Nine journalists working for the state media were detained in November. One was released but by the end of 2006 eight continued to be held without charge or trial in the capital, Asmara.
Ten journalists working in the private media arrested in the 2001 crackdown on dissent and one working in the state media arrested in 2002 were still detained incommunicado without charge or trial. Some were held in the Karchele security prison in Asmara but the whereabouts of the others were not known. All private media remained banned since 2001.
National service, comprising military service and development service such as road-building and construction work, remained compulsory and extended indefinitely for all men aged between 18 and 40, although women were reportedly allowed to leave at the age of 27. Conscript reserve duties extended to the age of 50 and former EPLF veterans were also subject to recall. Some conscripts were permitted to perform their service in civilian government employment but under military conditions.
The internationally recognized right of conscientious objection was denied. This applied particularly to Jehovah's Witnesses who refused military service (though not development service) on faith grounds.
The authorities instituted harsh measures to counter the widespread evasion of military service and desertion by thousands of conscripts. Police searches and round-ups were carried out, and hundreds of parents suspected of involvement with their children's evasion or desertion were detained, some possibly indefinitely. They were released only on payment of a large financial bond for the missing conscript to surrender.
Rule of law
The few functioning courts failed to protect the constitutional rights not to be tortured or arbitrarily detained. Special Courts handed down prison sentences in secret summary trials for corruption and political offences where the accused had no right to legal defence representation or appeal. Secret administrative security committees reportedly imposed prison sentences without any semblance of trial.
Military courts were not functioning. Military conscripts accused of a military offence such as desertion, attempted desertion or being absent without permission were arbitrarily imprisoned or punished with torture, or possibly executed in the most serious cases, on the order of their military commander.
Torture and ill-treatment

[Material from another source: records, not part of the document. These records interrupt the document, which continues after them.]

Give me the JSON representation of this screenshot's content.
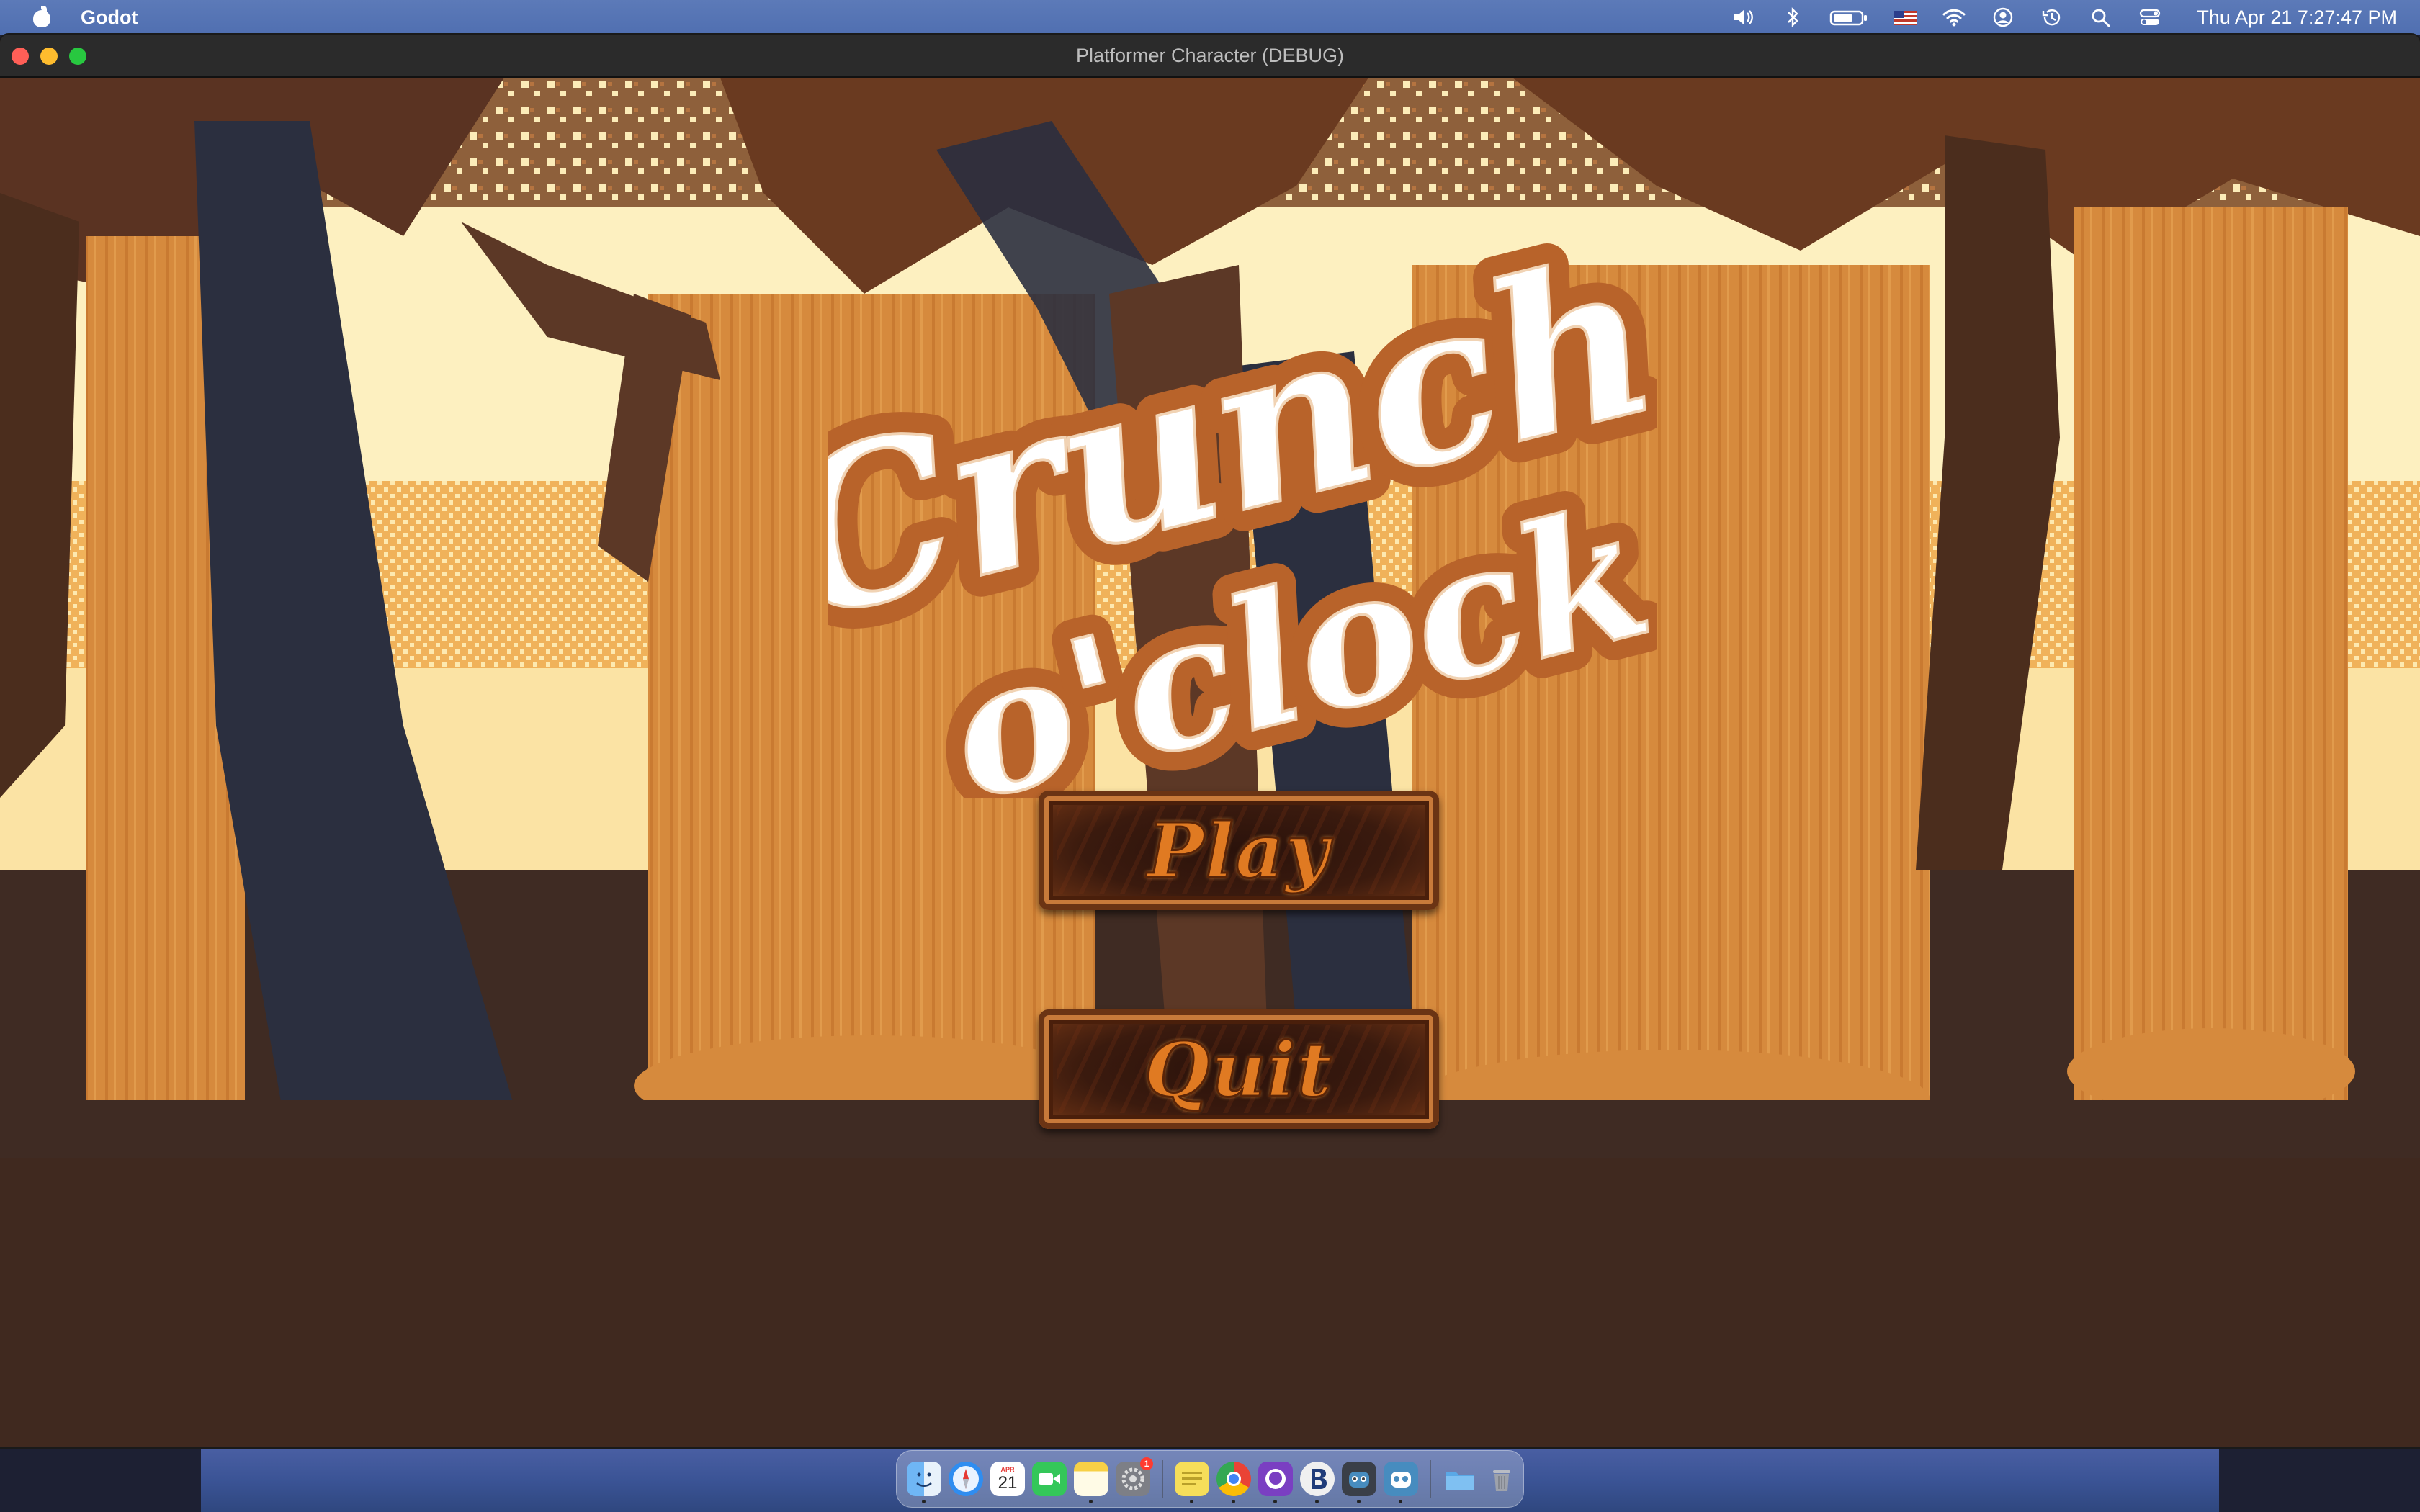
{
  "menubar": {
    "app_name": "Godot",
    "clock": "Thu Apr 21  7:27:47 PM",
    "status_icons": [
      "volume-icon",
      "bluetooth-icon",
      "battery-icon",
      "us-flag-icon",
      "wifi-icon",
      "user-icon",
      "time-machine-icon",
      "spotlight-icon",
      "control-center-icon"
    ]
  },
  "window": {
    "title": "Platformer Character (DEBUG)"
  },
  "game": {
    "title_line1": "Crunch",
    "title_line2": "o'clock",
    "play_label": "Play",
    "quit_label": "Quit"
  },
  "dock": {
    "calendar_day": "21",
    "calendar_month": "APR",
    "notification_badge": "1",
    "items": [
      "finder-icon",
      "safari-icon",
      "calendar-icon",
      "facetime-icon",
      "notes-icon",
      "system-preferences-icon",
      "stickies-icon",
      "chrome-icon",
      "github-desktop-icon",
      "bbedit-icon",
      "godot-icon",
      "godot-icon-2",
      "downloads-folder-icon",
      "trash-icon"
    ]
  },
  "colors": {
    "sky_light": "#fdeeb4",
    "tree_orange": "#d98a3b",
    "tree_dark": "#2c3040",
    "ground": "#3f2b23",
    "title_outline": "#b8632a",
    "button_text": "#e07a22"
  }
}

Suspected government opponents and alleged supporters of exile opposition groups were tortured in security or military custody. Religious prisoners were tortured to force them to abandon their faith. Torture was also a long-established punishment for civilian prisoners held in army or security custody and conscripts accused of military offences. Methods included being tied in painful positions for hours or days, particularly that known as "helicopter", and beatings.
Religious and political prisoners were held in harsh conditions amounting to cruel, inhuman and degrading treatment. Many were held in metal shipping containers which were overcrowded, lacked sanitary facilities and were subject to extreme temperatures. Medical treatment was virtually non-existent and prisoners were only taken to hospital when they were almost dying. General Bitwoded Abraha, detained almost continually since 1992 in Karchele security prison in Asmara, suffered mental illness for years due to poor prison conditions but has received no medical or psychiatric treatment. Aster Yohannes was also in poor health in the same prison without adequate medical treatment.
AI country reports/visits
• Eritrea: Independence Day call for a year of urgent human rights improvements (AI Index: AFR 64/004/2006)
• Eritrea: Five years on, members of parliament and journalists remain in secret detention without trial (AI Index: AFR 64/009/2006)